**Items from an interface collection:**
▬▬▬▬▬▬▬▬▬▬

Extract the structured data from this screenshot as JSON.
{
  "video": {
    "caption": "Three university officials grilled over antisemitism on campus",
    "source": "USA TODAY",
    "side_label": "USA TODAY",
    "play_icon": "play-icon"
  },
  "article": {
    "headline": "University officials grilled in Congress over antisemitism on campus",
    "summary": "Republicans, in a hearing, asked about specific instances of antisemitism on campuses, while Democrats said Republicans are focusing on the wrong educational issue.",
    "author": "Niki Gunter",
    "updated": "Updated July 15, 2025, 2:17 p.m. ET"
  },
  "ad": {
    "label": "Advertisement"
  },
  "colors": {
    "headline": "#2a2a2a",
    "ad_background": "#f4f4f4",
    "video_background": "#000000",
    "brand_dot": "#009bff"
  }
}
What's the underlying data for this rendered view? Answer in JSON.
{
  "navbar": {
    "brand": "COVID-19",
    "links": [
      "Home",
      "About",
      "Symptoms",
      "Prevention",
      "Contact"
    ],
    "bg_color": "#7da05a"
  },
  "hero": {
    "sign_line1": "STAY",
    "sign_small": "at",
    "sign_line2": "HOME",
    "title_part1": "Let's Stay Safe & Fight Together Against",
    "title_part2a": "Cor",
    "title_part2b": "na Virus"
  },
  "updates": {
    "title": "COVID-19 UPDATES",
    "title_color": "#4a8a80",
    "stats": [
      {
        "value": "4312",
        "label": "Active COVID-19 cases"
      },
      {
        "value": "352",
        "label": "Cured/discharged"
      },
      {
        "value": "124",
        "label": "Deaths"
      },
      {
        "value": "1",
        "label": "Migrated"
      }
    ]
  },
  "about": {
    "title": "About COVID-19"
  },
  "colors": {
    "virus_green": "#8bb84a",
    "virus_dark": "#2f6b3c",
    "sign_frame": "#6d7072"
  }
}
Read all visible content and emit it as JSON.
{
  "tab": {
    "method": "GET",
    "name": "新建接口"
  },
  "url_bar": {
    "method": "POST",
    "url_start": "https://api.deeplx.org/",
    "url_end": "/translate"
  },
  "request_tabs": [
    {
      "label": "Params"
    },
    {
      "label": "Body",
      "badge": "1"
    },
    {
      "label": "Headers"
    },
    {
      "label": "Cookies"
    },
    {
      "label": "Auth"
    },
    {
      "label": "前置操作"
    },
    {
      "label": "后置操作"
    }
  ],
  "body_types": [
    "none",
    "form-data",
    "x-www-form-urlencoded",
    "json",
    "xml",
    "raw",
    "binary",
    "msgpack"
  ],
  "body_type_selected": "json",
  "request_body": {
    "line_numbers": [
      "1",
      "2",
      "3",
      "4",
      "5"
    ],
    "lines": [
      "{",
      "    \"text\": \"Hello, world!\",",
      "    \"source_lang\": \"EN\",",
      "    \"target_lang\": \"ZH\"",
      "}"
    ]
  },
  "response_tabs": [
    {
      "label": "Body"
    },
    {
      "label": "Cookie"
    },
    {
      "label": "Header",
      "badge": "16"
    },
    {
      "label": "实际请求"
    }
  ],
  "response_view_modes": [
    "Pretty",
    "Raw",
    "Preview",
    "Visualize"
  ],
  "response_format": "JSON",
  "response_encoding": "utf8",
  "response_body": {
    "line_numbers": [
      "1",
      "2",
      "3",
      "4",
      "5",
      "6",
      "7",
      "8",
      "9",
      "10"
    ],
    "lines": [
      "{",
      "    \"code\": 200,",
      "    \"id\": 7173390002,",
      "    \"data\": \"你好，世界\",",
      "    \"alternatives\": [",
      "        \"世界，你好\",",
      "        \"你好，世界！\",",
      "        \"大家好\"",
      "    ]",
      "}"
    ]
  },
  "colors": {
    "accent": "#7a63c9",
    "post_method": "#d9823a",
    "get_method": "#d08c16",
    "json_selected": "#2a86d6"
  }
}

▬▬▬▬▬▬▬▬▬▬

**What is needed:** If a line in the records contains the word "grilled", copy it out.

**Exercise solution:**
    "caption": "Three university officials grilled over antisemitism on campus",
    "headline": "University officials grilled in Congress over antisemitism on campus",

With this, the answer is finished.